    On February 3, 1917, the United States cut diplomatic ties with Germany. Later that year, they would recognize the Carranza government, insuring their neutrality. Diplomatic relations were reestablished on March 3, 1917. Neutrality was as much as the U.S.A. could hope for after the attack on Veracruz in 1914, and although German companies could still operate in Mexico, the imperfect situation was accepted. On April 6, 1917, the United States Congress declared war on Germany and joined the Allies in World War I.

    Official Declaration of War

    Joint Resolution Declaring that a state of war exists between the Imperial German Government and the Government of the people of the United States and making provision to prosecute the same.

    Whereas the Imperial German Government has committed repeated acts of war against hte Gonverment and the people of the United States of America; Therefore be it Resolved by the Senate and the House of Representatives of the United States of America in Congress Assembled, that the state of war between the United States and the Imperial German Government which has thus been thrust upon the United States is hereby formally declared; and that the President be, an dhe is hereby, authorized and directed to employ the entire naval and military forces of the United States and the resources of the Government to carry on war against the Imperial German Government; and to bring the conflict to a successful termination all of the resources of the country are herby pledged by the Congress of the United States.

    Champ Clark, Speaker of the House of Representatives
    Thom.
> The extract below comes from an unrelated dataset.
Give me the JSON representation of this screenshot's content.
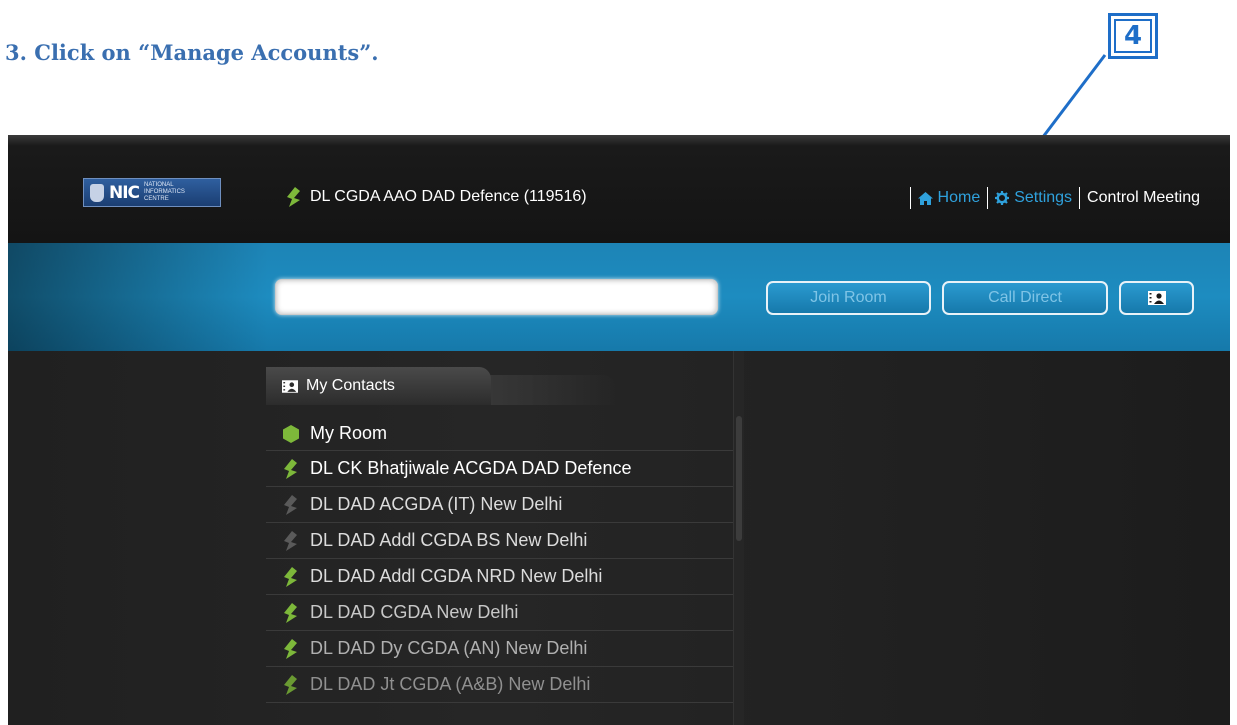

R. Marshall. Vice President of the United States and President of the Senate
    Approved, April 6, 1917, Woodrow Wilson

    Photo above: Arthur Zimmermann, State Secretary for German Foreign Affairs, circa 1915-1920 and copy of the Zimmermann Telegram. Courtesy Library of Congress/NARA. Photo below: United States troops entering Veracruz, Mexico on April 21, 1914, remaining in occupation until November. Photo courtesy Library of Congress. Info source: Department of State, U.S. Government, Wikipedia Commons, Worldwarone.com, Source Records of the Great War, Volume V, ed. Charles F. Horne, National Alumni 1923.

    U.S. Troops in Veracruz 1914


    More World War I Timeline



History Photo Bomb